⟨

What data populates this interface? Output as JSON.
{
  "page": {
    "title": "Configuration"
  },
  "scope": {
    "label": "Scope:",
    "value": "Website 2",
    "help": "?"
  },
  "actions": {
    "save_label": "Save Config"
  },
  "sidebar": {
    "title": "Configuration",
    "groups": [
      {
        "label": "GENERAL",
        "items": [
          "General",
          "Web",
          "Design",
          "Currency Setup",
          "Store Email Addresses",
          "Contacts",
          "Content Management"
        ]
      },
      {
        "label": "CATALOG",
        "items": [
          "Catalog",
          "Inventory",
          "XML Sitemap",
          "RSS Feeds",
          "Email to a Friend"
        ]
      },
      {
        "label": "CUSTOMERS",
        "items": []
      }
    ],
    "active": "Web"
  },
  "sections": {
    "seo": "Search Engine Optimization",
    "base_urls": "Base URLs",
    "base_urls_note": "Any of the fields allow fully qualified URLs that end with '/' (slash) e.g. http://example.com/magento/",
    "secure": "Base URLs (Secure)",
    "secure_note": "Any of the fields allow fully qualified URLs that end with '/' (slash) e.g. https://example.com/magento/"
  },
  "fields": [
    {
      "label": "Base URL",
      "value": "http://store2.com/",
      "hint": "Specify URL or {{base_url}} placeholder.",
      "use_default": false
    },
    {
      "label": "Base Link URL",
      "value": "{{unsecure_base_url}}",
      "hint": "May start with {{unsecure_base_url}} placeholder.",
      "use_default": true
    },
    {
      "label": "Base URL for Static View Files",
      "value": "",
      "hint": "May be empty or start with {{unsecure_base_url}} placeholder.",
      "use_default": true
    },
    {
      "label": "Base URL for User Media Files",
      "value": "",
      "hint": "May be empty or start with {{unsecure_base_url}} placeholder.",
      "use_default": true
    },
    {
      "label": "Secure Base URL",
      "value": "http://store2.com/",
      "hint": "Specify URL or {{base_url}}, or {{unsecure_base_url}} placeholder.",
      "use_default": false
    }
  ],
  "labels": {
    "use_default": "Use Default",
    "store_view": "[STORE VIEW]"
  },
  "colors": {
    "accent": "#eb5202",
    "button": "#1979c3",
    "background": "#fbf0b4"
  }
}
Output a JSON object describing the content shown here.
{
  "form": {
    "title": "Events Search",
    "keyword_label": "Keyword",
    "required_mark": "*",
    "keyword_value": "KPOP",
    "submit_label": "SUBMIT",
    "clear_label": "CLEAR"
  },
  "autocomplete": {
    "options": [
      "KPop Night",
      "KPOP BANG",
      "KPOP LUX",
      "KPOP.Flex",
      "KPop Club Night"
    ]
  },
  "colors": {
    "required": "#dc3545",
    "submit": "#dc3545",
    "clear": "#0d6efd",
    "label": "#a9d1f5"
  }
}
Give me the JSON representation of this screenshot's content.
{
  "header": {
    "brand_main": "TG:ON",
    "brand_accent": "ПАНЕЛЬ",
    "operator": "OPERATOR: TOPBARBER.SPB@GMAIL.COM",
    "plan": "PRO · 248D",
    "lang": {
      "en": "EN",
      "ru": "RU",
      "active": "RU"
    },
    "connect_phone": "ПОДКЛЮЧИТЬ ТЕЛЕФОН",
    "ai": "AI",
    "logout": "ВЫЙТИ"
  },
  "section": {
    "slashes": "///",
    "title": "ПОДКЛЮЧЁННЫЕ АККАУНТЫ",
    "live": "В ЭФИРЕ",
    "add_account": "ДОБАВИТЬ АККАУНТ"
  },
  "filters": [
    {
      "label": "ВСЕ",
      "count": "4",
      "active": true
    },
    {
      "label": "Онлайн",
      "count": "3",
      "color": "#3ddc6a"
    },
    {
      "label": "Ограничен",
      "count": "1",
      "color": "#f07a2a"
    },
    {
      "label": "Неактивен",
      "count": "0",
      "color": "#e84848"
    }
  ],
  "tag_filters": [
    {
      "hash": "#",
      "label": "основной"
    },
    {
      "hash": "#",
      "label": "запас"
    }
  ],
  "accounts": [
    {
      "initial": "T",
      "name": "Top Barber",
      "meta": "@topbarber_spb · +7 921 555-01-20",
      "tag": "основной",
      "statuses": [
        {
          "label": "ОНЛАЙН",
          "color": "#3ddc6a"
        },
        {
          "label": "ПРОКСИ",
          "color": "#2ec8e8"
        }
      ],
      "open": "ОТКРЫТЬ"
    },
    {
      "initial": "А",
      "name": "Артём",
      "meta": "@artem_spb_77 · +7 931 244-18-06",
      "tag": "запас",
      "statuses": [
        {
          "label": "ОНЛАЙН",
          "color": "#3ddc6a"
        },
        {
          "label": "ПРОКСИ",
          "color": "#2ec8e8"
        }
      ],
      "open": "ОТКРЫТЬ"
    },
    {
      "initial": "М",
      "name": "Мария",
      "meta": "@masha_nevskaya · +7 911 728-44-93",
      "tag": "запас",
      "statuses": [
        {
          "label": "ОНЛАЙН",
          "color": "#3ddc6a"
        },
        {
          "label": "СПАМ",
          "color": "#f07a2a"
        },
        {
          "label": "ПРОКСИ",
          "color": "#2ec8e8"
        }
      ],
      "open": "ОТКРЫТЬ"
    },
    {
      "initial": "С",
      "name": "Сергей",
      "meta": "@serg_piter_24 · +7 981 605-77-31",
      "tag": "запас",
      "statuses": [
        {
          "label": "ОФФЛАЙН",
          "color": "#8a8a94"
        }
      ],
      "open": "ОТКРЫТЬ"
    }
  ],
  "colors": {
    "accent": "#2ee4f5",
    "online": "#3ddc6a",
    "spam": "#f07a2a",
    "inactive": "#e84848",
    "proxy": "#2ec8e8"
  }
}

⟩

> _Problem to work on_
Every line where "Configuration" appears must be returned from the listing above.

> _Response to the task_
    "title": "Configuration"
    "title": "Configuration",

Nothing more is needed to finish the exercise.